SIEMs that are deployed well and are receiving information from devices representing all layers are usually very good sources to feed into an analytics engine. But other sources should include external providers, as well. There are several very good providers that can feed information in an automated fashion to combine with internal information and provide rapid, actionable intelligence. Ideally, you will have scoring built within the platform that gives you a confidence factor based on source, applicability, logic, etc. Then, you can program the system to take automated action based on the credibility. A very simplistic example would be a particular URL from a valid credible source that would automatically feed your IPS and proxy to block traffic from that address.
Perhaps the most important thing for any threat intelligence program is to get started. You may not have everything right, but it is an iterative process. You can gain value from an elementary program while you are building to greater maturity. Whether you are manual or more automated, it is important that you build a protocol to judge credibility and applicability as rapidly as possible and then act on the intel. There is nothing worse than discovering after an incident that you had all the right intel to stop it but didn’t use it.
Today's Threat Landscape Requires Adaptive Security
Staying Abreast of Application Development and Delivery
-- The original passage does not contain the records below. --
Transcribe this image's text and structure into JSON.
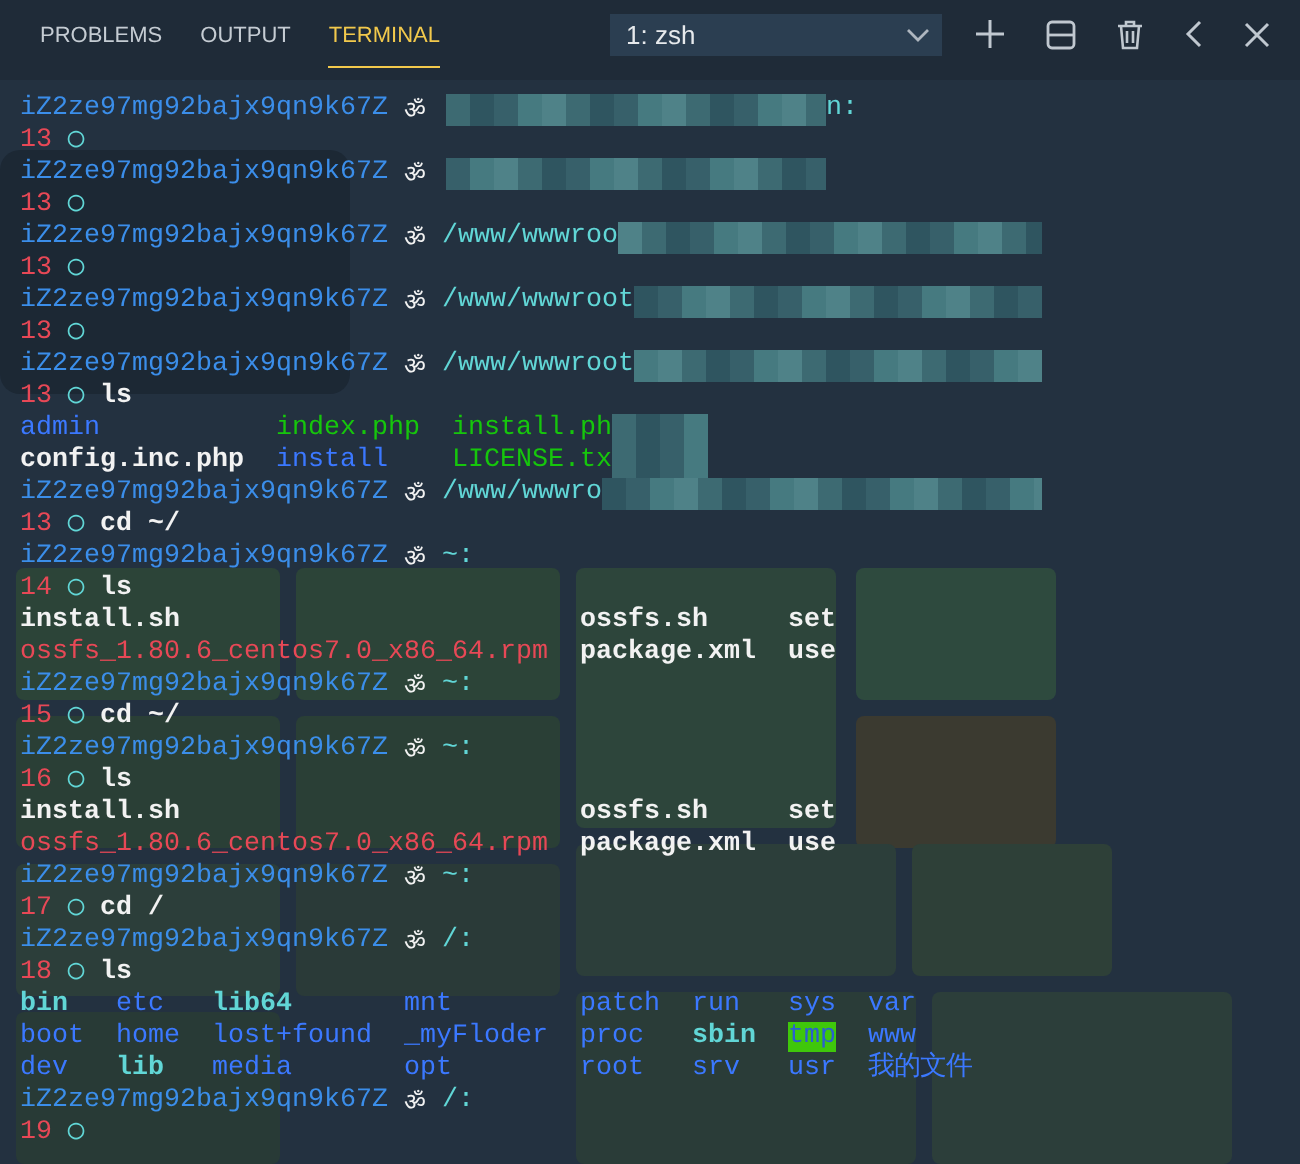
{
  "panel_tabs": [
    {
      "label": "PROBLEMS",
      "selected": false
    },
    {
      "label": "OUTPUT",
      "selected": false
    },
    {
      "label": "TERMINAL",
      "selected": true
    }
  ],
  "terminal_select": {
    "value": "1: zsh"
  },
  "lines": [
    {
      "kind": "prompt",
      "host": "iZ2ze97mg92bajx9qn9k67Z",
      "symbol": "ॐ",
      "redacted": true,
      "tail": "n:"
    },
    {
      "kind": "input",
      "number": "13",
      "marker": "◯"
    },
    {
      "kind": "prompt",
      "host": "iZ2ze97mg92bajx9qn9k67Z",
      "symbol": "ॐ",
      "redacted": true
    },
    {
      "kind": "input",
      "number": "13",
      "marker": "◯"
    },
    {
      "kind": "prompt",
      "host": "iZ2ze97mg92bajx9qn9k67Z",
      "symbol": "ॐ",
      "path": "/www/wwwroo",
      "redacted": true
    },
    {
      "kind": "input",
      "number": "13",
      "marker": "◯"
    },
    {
      "kind": "prompt",
      "host": "iZ2ze97mg92bajx9qn9k67Z",
      "symbol": "ॐ",
      "path": "/www/wwwroot",
      "redacted": true
    },
    {
      "kind": "input",
      "number": "13",
      "marker": "◯"
    },
    {
      "kind": "prompt",
      "host": "iZ2ze97mg92bajx9qn9k67Z",
      "symbol": "ॐ",
      "path": "/www/wwwroot",
      "redacted": true
    },
    {
      "kind": "input",
      "number": "13",
      "marker": "◯",
      "command": "ls"
    },
    {
      "kind": "listing",
      "redacted": true,
      "columns": [
        [
          {
            "text": "admin",
            "kind": "dir"
          },
          {
            "text": "config.inc.php",
            "kind": "file"
          }
        ],
        [
          {
            "text": "index.php",
            "kind": "exec"
          },
          {
            "text": "install",
            "kind": "dir"
          }
        ],
        [
          {
            "text": "install.ph",
            "kind": "exec"
          },
          {
            "text": "LICENSE.tx",
            "kind": "exec"
          }
        ]
      ]
    },
    {
      "kind": "prompt",
      "host": "iZ2ze97mg92bajx9qn9k67Z",
      "symbol": "ॐ",
      "path": "/www/wwwro",
      "redacted": true
    },
    {
      "kind": "input",
      "number": "13",
      "marker": "◯",
      "command": "cd ~/"
    },
    {
      "kind": "prompt",
      "host": "iZ2ze97mg92bajx9qn9k67Z",
      "symbol": "ॐ",
      "path": "~:",
      "redacted": false
    },
    {
      "kind": "input",
      "number": "14",
      "marker": "◯",
      "command": "ls"
    },
    {
      "kind": "listing",
      "redacted": false,
      "columns": [
        [
          {
            "text": "install.sh",
            "kind": "file"
          },
          {
            "text": "ossfs_1.80.6_centos7.0_x86_64.rpm",
            "kind": "archive"
          }
        ],
        [
          {
            "text": "ossfs.sh",
            "kind": "file"
          },
          {
            "text": "package.xml",
            "kind": "file"
          }
        ],
        [
          {
            "text": "set",
            "kind": "file"
          },
          {
            "text": "use",
            "kind": "file"
          }
        ]
      ]
    },
    {
      "kind": "prompt",
      "host": "iZ2ze97mg92bajx9qn9k67Z",
      "symbol": "ॐ",
      "path": "~:",
      "redacted": false
    },
    {
      "kind": "input",
      "number": "15",
      "marker": "◯",
      "command": "cd ~/"
    },
    {
      "kind": "prompt",
      "host": "iZ2ze97mg92bajx9qn9k67Z",
      "symbol": "ॐ",
      "path": "~:",
      "redacted": false
    },
    {
      "kind": "input",
      "number": "16",
      "marker": "◯",
      "command": "ls"
    },
    {
      "kind": "listing",
      "redacted": false,
      "columns": [
        [
          {
            "text": "install.sh",
            "kind": "file"
          },
          {
            "text": "ossfs_1.80.6_centos7.0_x86_64.rpm",
            "kind": "archive"
          }
        ],
        [
          {
            "text": "ossfs.sh",
            "kind": "file"
          },
          {
            "text": "package.xml",
            "kind": "file"
          }
        ],
        [
          {
            "text": "set",
            "kind": "file"
          },
          {
            "text": "use",
            "kind": "file"
          }
        ]
      ]
    },
    {
      "kind": "prompt",
      "host": "iZ2ze97mg92bajx9qn9k67Z",
      "symbol": "ॐ",
      "path": "~:",
      "redacted": false
    },
    {
      "kind": "input",
      "number": "17",
      "marker": "◯",
      "command": "cd /"
    },
    {
      "kind": "prompt",
      "host": "iZ2ze97mg92bajx9qn9k67Z",
      "symbol": "ॐ",
      "path": "/:",
      "redacted": false
    },
    {
      "kind": "input",
      "number": "18",
      "marker": "◯",
      "command": "ls"
    },
    {
      "kind": "listing",
      "redacted": false,
      "columns": [
        [
          {
            "text": "bin",
            "kind": "link"
          },
          {
            "text": "boot",
            "kind": "dir"
          },
          {
            "text": "dev",
            "kind": "dir"
          }
        ],
        [
          {
            "text": "etc",
            "kind": "dir"
          },
          {
            "text": "home",
            "kind": "dir"
          },
          {
            "text": "lib",
            "kind": "link"
          }
        ],
        [
          {
            "text": "lib64",
            "kind": "link"
          },
          {
            "text": "lost+found",
            "kind": "dir"
          },
          {
            "text": "media",
            "kind": "dir"
          }
        ],
        [
          {
            "text": "mnt",
            "kind": "dir"
          },
          {
            "text": "_myFloder",
            "kind": "dir"
          },
          {
            "text": "opt",
            "kind": "dir"
          }
        ],
        [
          {
            "text": "patch",
            "kind": "dir"
          },
          {
            "text": "proc",
            "kind": "dir"
          },
          {
            "text": "root",
            "kind": "dir"
          }
        ],
        [
          {
            "text": "run",
            "kind": "dir"
          },
          {
            "text": "sbin",
            "kind": "link"
          },
          {
            "text": "srv",
            "kind": "dir"
          }
        ],
        [
          {
            "text": "sys",
            "kind": "dir"
          },
          {
            "text": "tmp",
            "kind": "sticky"
          },
          {
            "text": "usr",
            "kind": "dir"
          }
        ],
        [
          {
            "text": "var",
            "kind": "dir"
          },
          {
            "text": "www",
            "kind": "dir"
          },
          {
            "text": "我的文件",
            "kind": "dir"
          }
        ]
      ]
    },
    {
      "kind": "prompt",
      "host": "iZ2ze97mg92bajx9qn9k67Z",
      "symbol": "ॐ",
      "path": "/:",
      "redacted": false
    },
    {
      "kind": "input",
      "number": "19",
      "marker": "◯"
    }
  ]
}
How to Ensure Information Security when Outsourcing Your Projects
This Is How Your Computer Gets Hacked!
By Pete V. Sattler, VP-IT & CIO, International Flavors &...
By Benjamin Beberness, CIO, Snohomish County PUD
By Gary Watkins, CIO of IT Shared Services, KAR Auction...
By Tonya Jackson, VP Global Supply Chain, Lexmark
By Chad Lindbloom, CIO, C.H. Robinson
By Ryan Fay, CIO, ACI Specialty Benefits
By Kris Holla, VP& CSO, Nortek, Inc.
By Shawn Wiora, CIO & CISO, Creative Solutions In Healthcare
By Michael Alcock, Director-CIO Executive Programs &...
By Jeff Bauserman, VP-Information Systems & Technology,...
By Wes Wright, CTO, Sutter Health
By Peter Ambs, CIO, City of Albuquerque
By Mark Ziemianski, VP of Business Analytics, Children's...
By Jonathan Alboum, CIO, The United States Department of...
By Ryan Billings, MS, MBA, Executive Director, Digital...
By Christina Clark, Managing Principal, Cresa
By Evan Abrams, Associate, Steptoe & Johnson LLP
By Holly Baumgart, Vice President-Information Technology,...
By Melissa Douros, Director of Digital Product Management,...
By Andrew Palmer, SVP & Chief Information Officer, U.S....